** TASK TO CARRY OUT **
Which lines below contain "data"? Copy every one of them.

** INPUT FOR THIS TASK **
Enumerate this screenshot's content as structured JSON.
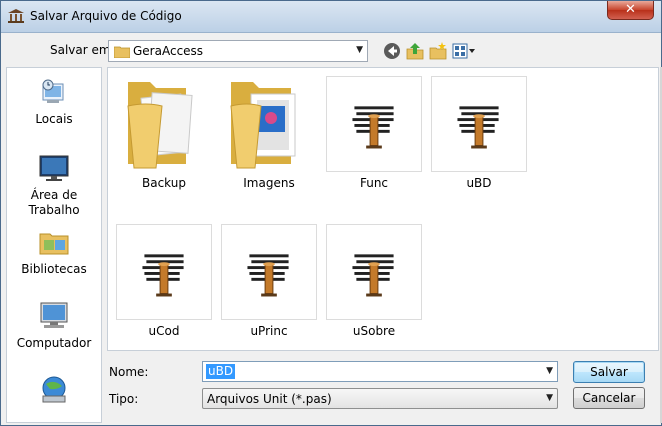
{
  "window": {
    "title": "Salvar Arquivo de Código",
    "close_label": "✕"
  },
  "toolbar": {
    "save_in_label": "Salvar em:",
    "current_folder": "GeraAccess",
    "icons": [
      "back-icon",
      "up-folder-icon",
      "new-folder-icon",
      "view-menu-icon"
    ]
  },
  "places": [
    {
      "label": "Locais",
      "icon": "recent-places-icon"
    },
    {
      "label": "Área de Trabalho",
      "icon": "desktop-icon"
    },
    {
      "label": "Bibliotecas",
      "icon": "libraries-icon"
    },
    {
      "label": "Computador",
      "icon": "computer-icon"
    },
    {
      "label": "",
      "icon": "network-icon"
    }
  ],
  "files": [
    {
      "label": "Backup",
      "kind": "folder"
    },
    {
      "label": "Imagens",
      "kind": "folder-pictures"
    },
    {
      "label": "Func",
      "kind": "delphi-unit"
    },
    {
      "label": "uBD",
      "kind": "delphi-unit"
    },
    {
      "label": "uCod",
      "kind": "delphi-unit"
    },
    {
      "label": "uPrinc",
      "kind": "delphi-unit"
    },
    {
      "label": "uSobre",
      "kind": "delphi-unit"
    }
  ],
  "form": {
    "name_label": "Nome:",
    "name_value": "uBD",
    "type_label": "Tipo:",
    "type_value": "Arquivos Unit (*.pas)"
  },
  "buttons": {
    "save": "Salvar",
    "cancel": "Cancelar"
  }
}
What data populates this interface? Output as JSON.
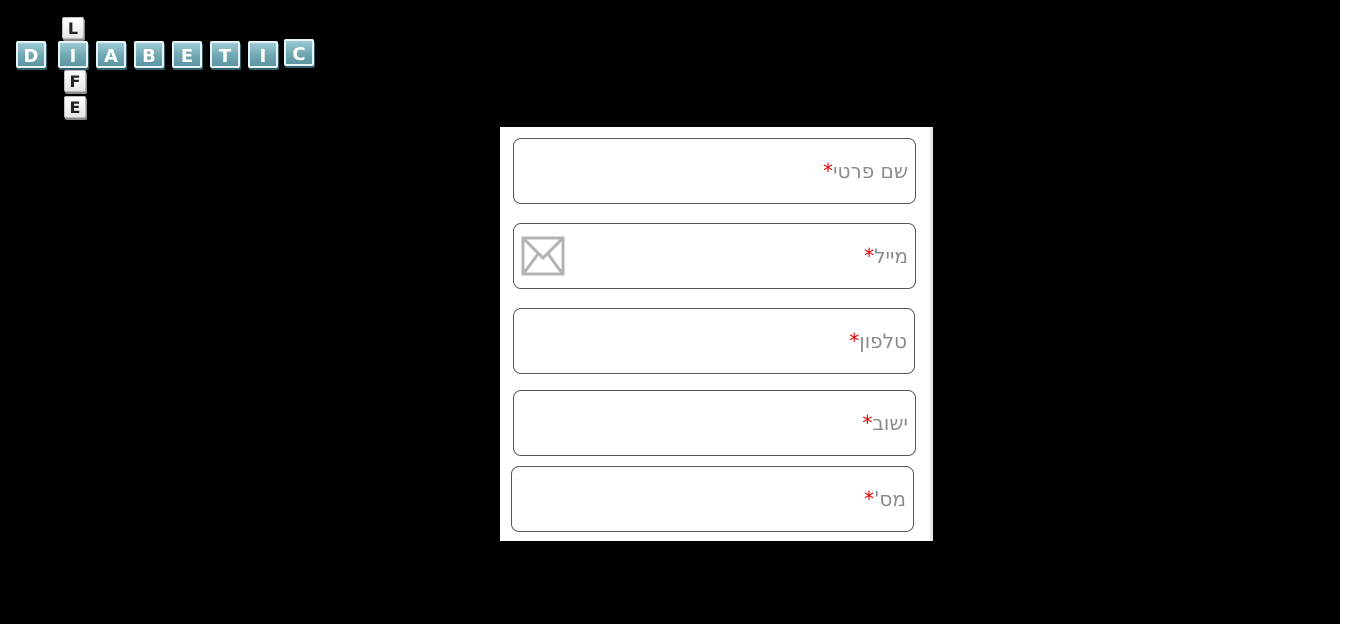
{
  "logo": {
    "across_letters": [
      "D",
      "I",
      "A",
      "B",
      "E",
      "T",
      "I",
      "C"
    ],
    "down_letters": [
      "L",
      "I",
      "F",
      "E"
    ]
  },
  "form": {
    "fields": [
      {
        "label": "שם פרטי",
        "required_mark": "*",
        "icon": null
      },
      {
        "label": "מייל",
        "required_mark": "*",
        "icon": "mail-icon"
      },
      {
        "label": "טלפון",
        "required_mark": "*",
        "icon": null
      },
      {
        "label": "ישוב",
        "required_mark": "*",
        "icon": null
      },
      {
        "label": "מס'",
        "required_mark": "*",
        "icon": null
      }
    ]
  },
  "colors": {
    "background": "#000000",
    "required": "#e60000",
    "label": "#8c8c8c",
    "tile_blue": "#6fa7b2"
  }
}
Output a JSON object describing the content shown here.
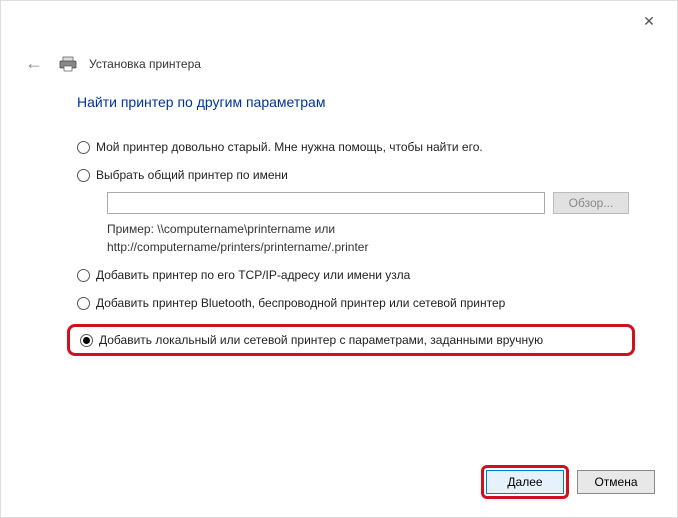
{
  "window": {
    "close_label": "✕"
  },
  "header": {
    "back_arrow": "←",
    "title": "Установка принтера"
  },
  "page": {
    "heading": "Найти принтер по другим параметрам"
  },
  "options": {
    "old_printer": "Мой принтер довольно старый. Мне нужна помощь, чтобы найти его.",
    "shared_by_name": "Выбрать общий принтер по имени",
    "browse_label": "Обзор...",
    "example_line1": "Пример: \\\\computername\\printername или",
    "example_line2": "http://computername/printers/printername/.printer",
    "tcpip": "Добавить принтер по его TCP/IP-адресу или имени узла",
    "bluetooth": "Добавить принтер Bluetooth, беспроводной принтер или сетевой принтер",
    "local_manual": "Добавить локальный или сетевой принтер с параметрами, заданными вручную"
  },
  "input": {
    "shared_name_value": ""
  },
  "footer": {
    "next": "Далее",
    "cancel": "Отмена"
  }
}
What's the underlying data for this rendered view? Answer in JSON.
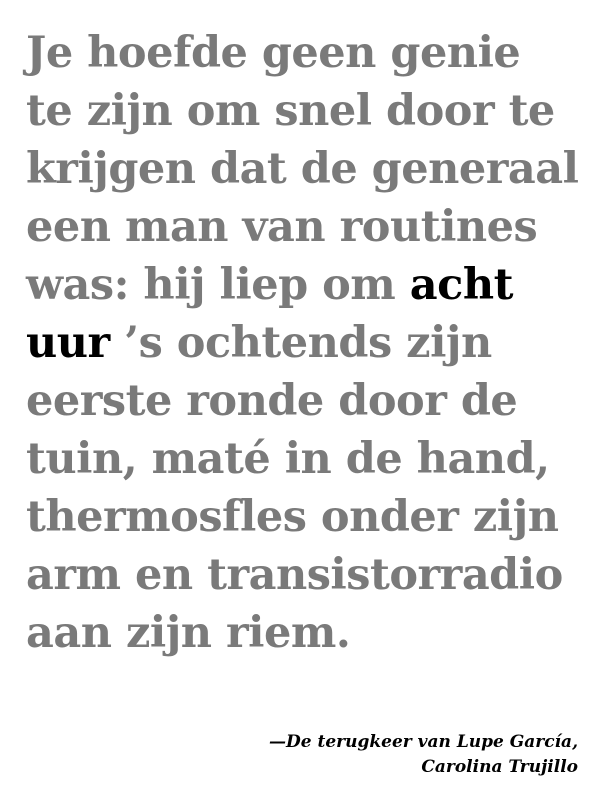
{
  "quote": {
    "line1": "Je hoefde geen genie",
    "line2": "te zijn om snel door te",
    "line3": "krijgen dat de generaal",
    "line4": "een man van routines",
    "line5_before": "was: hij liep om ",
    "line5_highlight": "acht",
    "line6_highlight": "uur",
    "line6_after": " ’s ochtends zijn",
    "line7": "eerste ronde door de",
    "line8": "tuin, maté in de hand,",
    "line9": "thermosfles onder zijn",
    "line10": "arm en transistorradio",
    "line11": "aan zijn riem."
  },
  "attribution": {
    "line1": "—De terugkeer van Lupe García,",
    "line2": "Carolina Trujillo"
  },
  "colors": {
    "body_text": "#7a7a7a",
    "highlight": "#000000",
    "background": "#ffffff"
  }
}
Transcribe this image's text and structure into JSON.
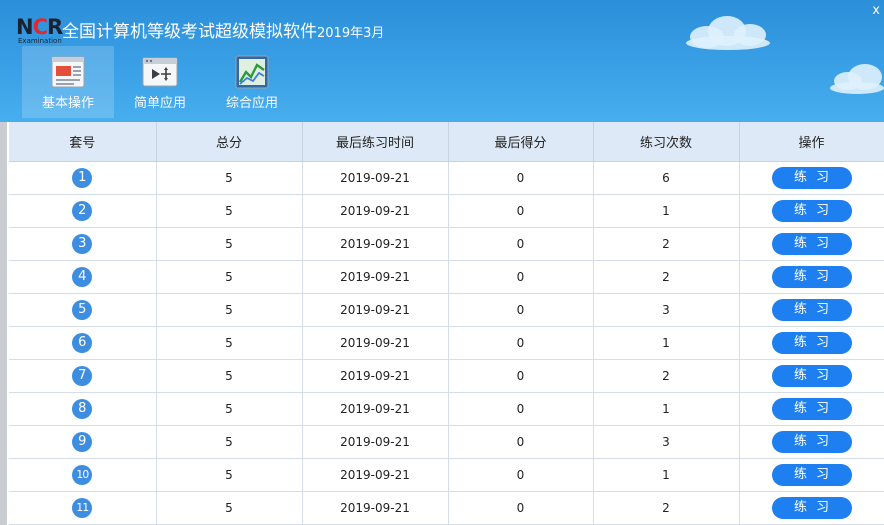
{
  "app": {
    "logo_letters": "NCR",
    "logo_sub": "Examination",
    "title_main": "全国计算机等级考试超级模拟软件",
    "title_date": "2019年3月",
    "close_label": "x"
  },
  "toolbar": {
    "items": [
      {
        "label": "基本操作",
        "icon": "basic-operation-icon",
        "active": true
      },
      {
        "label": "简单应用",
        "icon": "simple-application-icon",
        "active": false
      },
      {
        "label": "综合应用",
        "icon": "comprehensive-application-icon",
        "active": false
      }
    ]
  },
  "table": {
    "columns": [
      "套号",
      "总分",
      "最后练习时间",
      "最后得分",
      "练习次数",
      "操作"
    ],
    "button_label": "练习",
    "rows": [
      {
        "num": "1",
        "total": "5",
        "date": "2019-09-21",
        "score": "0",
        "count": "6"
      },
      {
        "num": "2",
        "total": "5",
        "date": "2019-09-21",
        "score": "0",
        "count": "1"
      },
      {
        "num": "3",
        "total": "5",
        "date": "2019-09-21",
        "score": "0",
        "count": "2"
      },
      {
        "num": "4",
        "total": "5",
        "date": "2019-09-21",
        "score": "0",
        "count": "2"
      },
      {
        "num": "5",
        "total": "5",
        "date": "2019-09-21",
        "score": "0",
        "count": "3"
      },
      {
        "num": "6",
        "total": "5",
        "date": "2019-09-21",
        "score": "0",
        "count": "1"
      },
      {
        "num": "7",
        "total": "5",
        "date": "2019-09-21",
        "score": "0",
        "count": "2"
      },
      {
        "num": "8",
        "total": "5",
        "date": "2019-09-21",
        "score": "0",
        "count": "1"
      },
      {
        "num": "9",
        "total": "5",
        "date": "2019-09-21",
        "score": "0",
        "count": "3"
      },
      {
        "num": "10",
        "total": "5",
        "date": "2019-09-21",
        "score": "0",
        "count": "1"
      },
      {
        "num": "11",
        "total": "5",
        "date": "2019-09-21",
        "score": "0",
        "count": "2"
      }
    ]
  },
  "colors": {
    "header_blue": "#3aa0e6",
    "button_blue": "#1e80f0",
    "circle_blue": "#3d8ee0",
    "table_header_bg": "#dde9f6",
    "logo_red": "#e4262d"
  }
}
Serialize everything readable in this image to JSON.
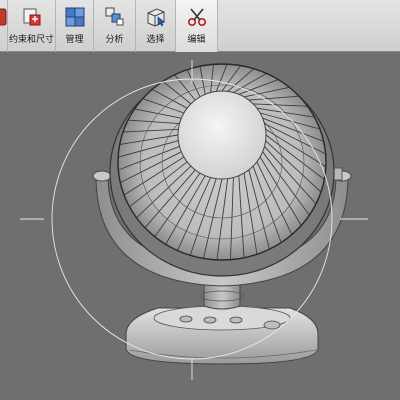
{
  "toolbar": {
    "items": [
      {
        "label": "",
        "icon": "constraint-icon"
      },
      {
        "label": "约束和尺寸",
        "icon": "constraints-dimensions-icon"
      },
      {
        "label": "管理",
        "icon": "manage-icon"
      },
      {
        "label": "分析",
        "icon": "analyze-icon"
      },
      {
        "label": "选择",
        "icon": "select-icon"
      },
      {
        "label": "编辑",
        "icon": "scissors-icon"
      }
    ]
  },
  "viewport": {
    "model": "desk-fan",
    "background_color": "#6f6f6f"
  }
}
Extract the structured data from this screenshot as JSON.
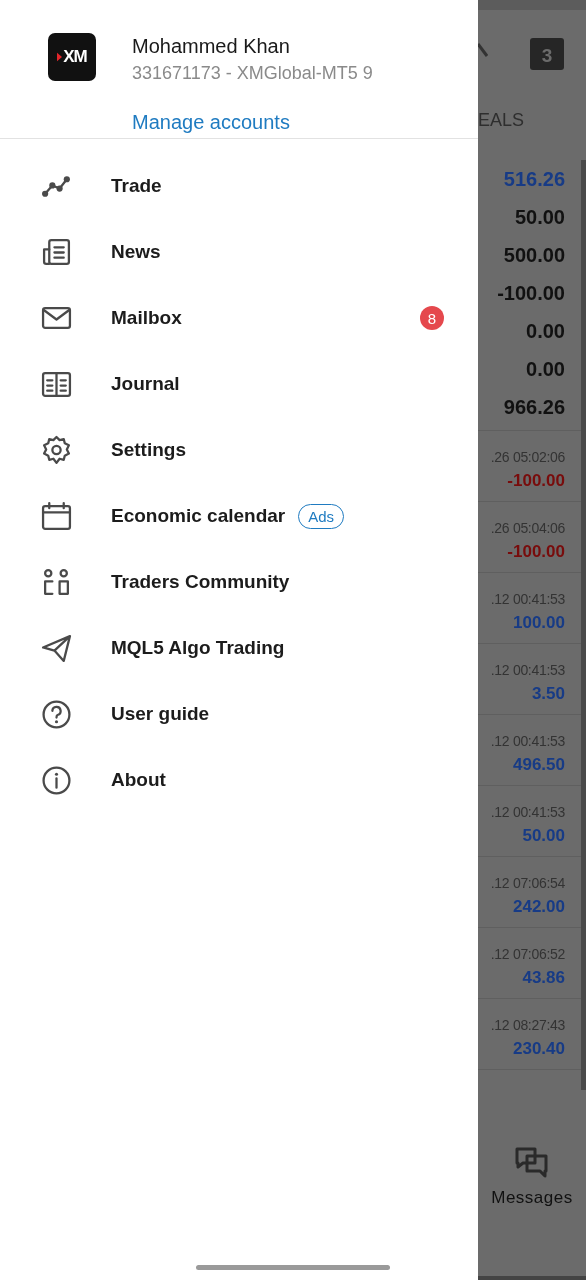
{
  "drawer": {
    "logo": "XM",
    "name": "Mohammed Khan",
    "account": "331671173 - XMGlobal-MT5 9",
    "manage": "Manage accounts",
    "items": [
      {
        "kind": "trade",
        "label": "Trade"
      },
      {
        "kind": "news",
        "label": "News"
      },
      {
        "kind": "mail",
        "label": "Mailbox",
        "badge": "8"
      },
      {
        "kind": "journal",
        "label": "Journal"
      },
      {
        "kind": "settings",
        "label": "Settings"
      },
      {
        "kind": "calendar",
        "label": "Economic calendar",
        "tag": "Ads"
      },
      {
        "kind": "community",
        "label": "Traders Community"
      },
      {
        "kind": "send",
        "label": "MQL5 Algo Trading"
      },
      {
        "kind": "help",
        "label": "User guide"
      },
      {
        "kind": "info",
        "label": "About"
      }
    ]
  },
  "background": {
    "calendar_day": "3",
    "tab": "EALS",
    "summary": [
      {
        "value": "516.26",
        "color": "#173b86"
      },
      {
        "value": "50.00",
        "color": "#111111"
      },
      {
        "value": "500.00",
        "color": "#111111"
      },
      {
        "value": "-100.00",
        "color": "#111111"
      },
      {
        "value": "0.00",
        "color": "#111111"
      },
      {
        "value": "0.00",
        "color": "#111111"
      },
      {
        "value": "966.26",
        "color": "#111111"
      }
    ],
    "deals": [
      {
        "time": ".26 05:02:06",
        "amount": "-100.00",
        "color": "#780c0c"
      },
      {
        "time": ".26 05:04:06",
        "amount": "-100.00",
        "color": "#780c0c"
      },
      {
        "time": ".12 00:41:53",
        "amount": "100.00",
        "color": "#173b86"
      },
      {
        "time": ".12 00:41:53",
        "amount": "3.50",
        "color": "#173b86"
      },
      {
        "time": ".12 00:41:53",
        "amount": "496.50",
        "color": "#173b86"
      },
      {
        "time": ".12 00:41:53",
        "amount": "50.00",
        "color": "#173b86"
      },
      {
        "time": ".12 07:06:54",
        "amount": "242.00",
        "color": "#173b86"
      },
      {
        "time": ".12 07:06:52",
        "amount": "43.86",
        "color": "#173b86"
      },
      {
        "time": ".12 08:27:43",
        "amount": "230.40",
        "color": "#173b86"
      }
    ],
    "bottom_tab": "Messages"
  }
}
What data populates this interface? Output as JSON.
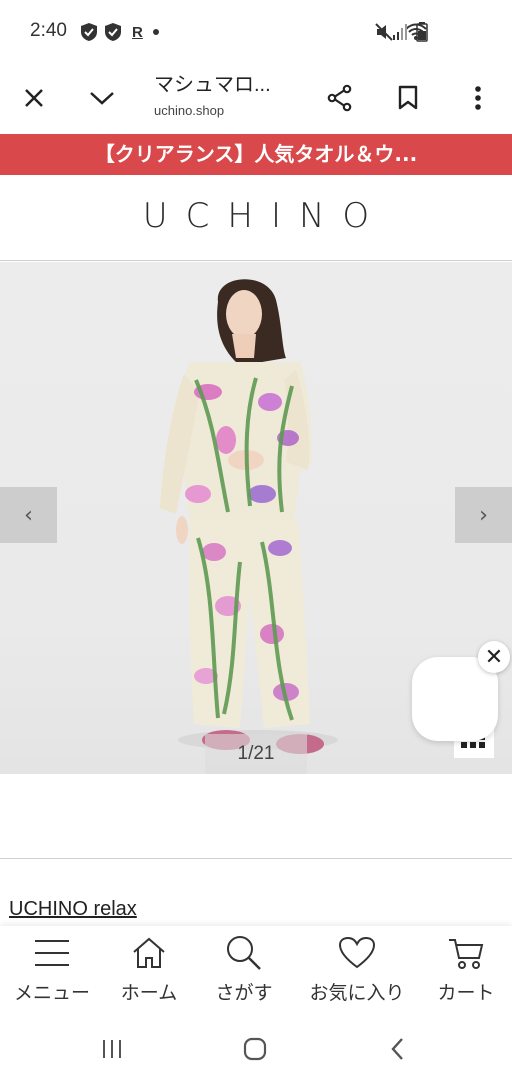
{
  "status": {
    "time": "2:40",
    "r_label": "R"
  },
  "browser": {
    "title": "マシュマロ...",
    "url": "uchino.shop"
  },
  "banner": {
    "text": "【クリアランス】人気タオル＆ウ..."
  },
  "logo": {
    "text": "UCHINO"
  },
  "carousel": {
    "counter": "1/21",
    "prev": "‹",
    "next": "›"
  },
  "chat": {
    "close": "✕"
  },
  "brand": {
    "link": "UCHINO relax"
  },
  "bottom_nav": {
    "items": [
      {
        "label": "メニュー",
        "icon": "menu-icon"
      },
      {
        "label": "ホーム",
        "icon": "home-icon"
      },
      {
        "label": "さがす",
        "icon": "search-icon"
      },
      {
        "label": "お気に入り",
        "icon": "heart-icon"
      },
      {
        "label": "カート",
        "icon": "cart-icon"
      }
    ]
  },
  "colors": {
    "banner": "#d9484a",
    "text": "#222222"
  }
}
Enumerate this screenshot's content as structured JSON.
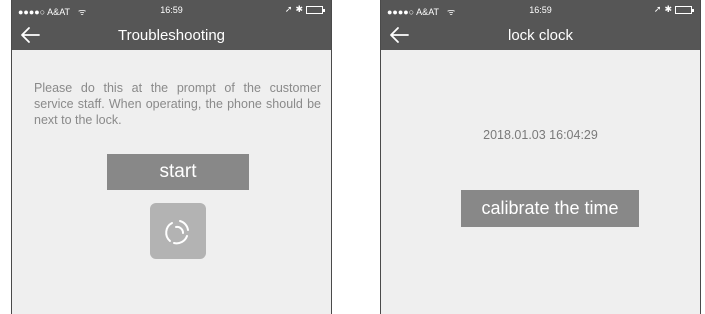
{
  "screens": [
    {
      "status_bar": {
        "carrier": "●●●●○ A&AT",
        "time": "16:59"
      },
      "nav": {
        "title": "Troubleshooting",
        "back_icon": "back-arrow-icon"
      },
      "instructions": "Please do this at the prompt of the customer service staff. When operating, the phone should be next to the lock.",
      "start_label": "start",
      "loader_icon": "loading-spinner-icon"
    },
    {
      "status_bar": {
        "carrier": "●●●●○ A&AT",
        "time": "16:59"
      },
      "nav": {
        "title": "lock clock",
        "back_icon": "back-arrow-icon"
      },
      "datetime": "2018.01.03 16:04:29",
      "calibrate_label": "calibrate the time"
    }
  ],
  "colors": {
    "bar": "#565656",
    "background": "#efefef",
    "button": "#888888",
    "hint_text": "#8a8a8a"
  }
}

** RESULT OF THE EXERCISE **
What data populates this interface? Output as JSON.
What's the underlying data for this rendered view? Answer in JSON.
Extract the structured data from this screenshot as JSON.
What data populates this interface? Output as JSON.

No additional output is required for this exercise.